(What is required): Every line of the data must be copied exactly.

(Dataset excerpts):
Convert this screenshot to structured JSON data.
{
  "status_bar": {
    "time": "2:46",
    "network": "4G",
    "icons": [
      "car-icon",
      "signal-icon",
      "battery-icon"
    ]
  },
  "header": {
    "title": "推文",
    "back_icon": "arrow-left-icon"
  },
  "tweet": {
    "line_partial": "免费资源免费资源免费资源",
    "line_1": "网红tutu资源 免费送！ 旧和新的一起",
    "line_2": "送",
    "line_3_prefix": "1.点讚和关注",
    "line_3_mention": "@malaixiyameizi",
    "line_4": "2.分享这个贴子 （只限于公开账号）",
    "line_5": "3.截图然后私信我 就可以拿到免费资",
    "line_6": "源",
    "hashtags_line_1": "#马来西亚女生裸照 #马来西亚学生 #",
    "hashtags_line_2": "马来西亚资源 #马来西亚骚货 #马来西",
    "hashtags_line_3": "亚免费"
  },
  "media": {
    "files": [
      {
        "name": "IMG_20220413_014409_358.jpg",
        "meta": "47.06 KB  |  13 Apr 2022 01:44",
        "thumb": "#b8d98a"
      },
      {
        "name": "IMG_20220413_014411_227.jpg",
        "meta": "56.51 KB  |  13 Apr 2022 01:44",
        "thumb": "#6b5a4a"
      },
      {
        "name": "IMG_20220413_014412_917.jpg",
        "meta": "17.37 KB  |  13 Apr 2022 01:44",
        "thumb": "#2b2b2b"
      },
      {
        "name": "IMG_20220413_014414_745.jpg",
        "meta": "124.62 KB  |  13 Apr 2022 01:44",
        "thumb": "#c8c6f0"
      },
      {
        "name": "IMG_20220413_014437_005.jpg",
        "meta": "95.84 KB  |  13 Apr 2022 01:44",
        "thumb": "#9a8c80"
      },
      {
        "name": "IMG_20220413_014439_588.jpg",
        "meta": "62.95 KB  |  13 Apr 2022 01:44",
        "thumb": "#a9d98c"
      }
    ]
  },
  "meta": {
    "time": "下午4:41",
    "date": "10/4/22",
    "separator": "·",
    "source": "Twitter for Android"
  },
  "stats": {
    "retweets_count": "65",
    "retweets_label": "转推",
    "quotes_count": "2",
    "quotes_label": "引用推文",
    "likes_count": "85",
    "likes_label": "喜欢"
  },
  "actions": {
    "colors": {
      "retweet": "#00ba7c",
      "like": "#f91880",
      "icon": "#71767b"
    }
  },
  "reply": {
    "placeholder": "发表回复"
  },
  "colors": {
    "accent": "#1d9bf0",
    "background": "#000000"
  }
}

(Exercise answer):
Convert this screenshot to structured JSON data.
{
  "status_bar": {
    "time": "2:46",
    "network": "4G",
    "icons": [
      "car-icon",
      "signal-icon",
      "battery-icon"
    ]
  },
  "header": {
    "title": "推文",
    "back_icon": "arrow-left-icon"
  },
  "tweet": {
    "line_partial": "免费资源免费资源免费资源",
    "line_1": "网红tutu资源 免费送！ 旧和新的一起",
    "line_2": "送",
    "line_3_prefix": "1.点讚和关注",
    "line_3_mention": "@malaixiyameizi",
    "line_4": "2.分享这个贴子 （只限于公开账号）",
    "line_5": "3.截图然后私信我 就可以拿到免费资",
    "line_6": "源",
    "hashtags_line_1": "#马来西亚女生裸照 #马来西亚学生 #",
    "hashtags_line_2": "马来西亚资源 #马来西亚骚货 #马来西",
    "hashtags_line_3": "亚免费"
  },
  "media": {
    "files": [
      {
        "name": "IMG_20220413_014409_358.jpg",
        "meta": "47.06 KB  |  13 Apr 2022 01:44",
        "thumb": "#b8d98a"
      },
      {
        "name": "IMG_20220413_014411_227.jpg",
        "meta": "56.51 KB  |  13 Apr 2022 01:44",
        "thumb": "#6b5a4a"
      },
      {
        "name": "IMG_20220413_014412_917.jpg",
        "meta": "17.37 KB  |  13 Apr 2022 01:44",
        "thumb": "#2b2b2b"
      },
      {
        "name": "IMG_20220413_014414_745.jpg",
        "meta": "124.62 KB  |  13 Apr 2022 01:44",
        "thumb": "#c8c6f0"
      },
      {
        "name": "IMG_20220413_014437_005.jpg",
        "meta": "95.84 KB  |  13 Apr 2022 01:44",
        "thumb": "#9a8c80"
      },
      {
        "name": "IMG_20220413_014439_588.jpg",
        "meta": "62.95 KB  |  13 Apr 2022 01:44",
        "thumb": "#a9d98c"
      }
    ]
  },
  "meta": {
    "time": "下午4:41",
    "date": "10/4/22",
    "separator": "·",
    "source": "Twitter for Android"
  },
  "stats": {
    "retweets_count": "65",
    "retweets_label": "转推",
    "quotes_count": "2",
    "quotes_label": "引用推文",
    "likes_count": "85",
    "likes_label": "喜欢"
  },
  "actions": {
    "colors": {
      "retweet": "#00ba7c",
      "like": "#f91880",
      "icon": "#71767b"
    }
  },
  "reply": {
    "placeholder": "发表回复"
  },
  "colors": {
    "accent": "#1d9bf0",
    "background": "#000000"
  }
}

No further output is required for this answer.